── Exercise data ──

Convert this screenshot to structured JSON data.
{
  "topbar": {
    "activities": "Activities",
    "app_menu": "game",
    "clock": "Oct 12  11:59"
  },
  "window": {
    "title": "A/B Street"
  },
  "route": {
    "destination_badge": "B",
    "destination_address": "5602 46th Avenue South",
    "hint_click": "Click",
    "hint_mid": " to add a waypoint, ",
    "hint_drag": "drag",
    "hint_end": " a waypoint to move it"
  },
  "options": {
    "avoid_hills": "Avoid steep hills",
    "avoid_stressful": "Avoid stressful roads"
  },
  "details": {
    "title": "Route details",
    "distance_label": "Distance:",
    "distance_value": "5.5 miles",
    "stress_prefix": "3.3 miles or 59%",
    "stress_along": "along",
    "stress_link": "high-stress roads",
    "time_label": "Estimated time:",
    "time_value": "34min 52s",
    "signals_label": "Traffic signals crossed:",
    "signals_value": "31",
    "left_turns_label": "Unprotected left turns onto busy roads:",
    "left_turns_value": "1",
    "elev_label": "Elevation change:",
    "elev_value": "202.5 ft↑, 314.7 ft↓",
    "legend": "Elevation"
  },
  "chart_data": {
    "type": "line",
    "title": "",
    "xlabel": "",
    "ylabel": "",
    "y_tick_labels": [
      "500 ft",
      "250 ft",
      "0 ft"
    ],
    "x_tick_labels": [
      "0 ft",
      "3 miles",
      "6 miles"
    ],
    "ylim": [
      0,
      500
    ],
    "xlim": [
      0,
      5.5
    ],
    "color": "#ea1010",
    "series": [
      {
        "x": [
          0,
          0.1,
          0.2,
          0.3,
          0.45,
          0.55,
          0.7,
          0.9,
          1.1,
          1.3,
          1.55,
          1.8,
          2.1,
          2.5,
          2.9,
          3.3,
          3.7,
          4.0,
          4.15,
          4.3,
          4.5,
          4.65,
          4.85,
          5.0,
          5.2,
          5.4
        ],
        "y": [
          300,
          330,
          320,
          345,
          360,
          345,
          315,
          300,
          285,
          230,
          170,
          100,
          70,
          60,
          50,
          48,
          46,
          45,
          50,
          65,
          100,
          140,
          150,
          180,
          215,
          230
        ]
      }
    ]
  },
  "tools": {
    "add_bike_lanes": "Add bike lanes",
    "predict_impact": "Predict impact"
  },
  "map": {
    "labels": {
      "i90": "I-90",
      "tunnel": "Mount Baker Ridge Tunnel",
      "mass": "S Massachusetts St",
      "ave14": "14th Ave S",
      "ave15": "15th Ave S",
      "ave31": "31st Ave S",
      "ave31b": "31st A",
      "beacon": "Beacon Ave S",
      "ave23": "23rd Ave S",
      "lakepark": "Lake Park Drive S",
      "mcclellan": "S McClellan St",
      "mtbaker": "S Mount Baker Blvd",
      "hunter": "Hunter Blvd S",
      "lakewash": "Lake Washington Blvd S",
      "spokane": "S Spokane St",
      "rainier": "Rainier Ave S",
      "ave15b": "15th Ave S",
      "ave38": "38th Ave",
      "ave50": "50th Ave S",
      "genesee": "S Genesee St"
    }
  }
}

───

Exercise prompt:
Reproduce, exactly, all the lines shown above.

Task answer:
Convert this screenshot to structured JSON data.
{
  "topbar": {
    "activities": "Activities",
    "app_menu": "game",
    "clock": "Oct 12  11:59"
  },
  "window": {
    "title": "A/B Street"
  },
  "route": {
    "destination_badge": "B",
    "destination_address": "5602 46th Avenue South",
    "hint_click": "Click",
    "hint_mid": " to add a waypoint, ",
    "hint_drag": "drag",
    "hint_end": " a waypoint to move it"
  },
  "options": {
    "avoid_hills": "Avoid steep hills",
    "avoid_stressful": "Avoid stressful roads"
  },
  "details": {
    "title": "Route details",
    "distance_label": "Distance:",
    "distance_value": "5.5 miles",
    "stress_prefix": "3.3 miles or 59%",
    "stress_along": "along",
    "stress_link": "high-stress roads",
    "time_label": "Estimated time:",
    "time_value": "34min 52s",
    "signals_label": "Traffic signals crossed:",
    "signals_value": "31",
    "left_turns_label": "Unprotected left turns onto busy roads:",
    "left_turns_value": "1",
    "elev_label": "Elevation change:",
    "elev_value": "202.5 ft↑, 314.7 ft↓",
    "legend": "Elevation"
  },
  "chart_data": {
    "type": "line",
    "title": "",
    "xlabel": "",
    "ylabel": "",
    "y_tick_labels": [
      "500 ft",
      "250 ft",
      "0 ft"
    ],
    "x_tick_labels": [
      "0 ft",
      "3 miles",
      "6 miles"
    ],
    "ylim": [
      0,
      500
    ],
    "xlim": [
      0,
      5.5
    ],
    "color": "#ea1010",
    "series": [
      {
        "x": [
          0,
          0.1,
          0.2,
          0.3,
          0.45,
          0.55,
          0.7,
          0.9,
          1.1,
          1.3,
          1.55,
          1.8,
          2.1,
          2.5,
          2.9,
          3.3,
          3.7,
          4.0,
          4.15,
          4.3,
          4.5,
          4.65,
          4.85,
          5.0,
          5.2,
          5.4
        ],
        "y": [
          300,
          330,
          320,
          345,
          360,
          345,
          315,
          300,
          285,
          230,
          170,
          100,
          70,
          60,
          50,
          48,
          46,
          45,
          50,
          65,
          100,
          140,
          150,
          180,
          215,
          230
        ]
      }
    ]
  },
  "tools": {
    "add_bike_lanes": "Add bike lanes",
    "predict_impact": "Predict impact"
  },
  "map": {
    "labels": {
      "i90": "I-90",
      "tunnel": "Mount Baker Ridge Tunnel",
      "mass": "S Massachusetts St",
      "ave14": "14th Ave S",
      "ave15": "15th Ave S",
      "ave31": "31st Ave S",
      "ave31b": "31st A",
      "beacon": "Beacon Ave S",
      "ave23": "23rd Ave S",
      "lakepark": "Lake Park Drive S",
      "mcclellan": "S McClellan St",
      "mtbaker": "S Mount Baker Blvd",
      "hunter": "Hunter Blvd S",
      "lakewash": "Lake Washington Blvd S",
      "spokane": "S Spokane St",
      "rainier": "Rainier Ave S",
      "ave15b": "15th Ave S",
      "ave38": "38th Ave",
      "ave50": "50th Ave S",
      "genesee": "S Genesee St"
    }
  }
}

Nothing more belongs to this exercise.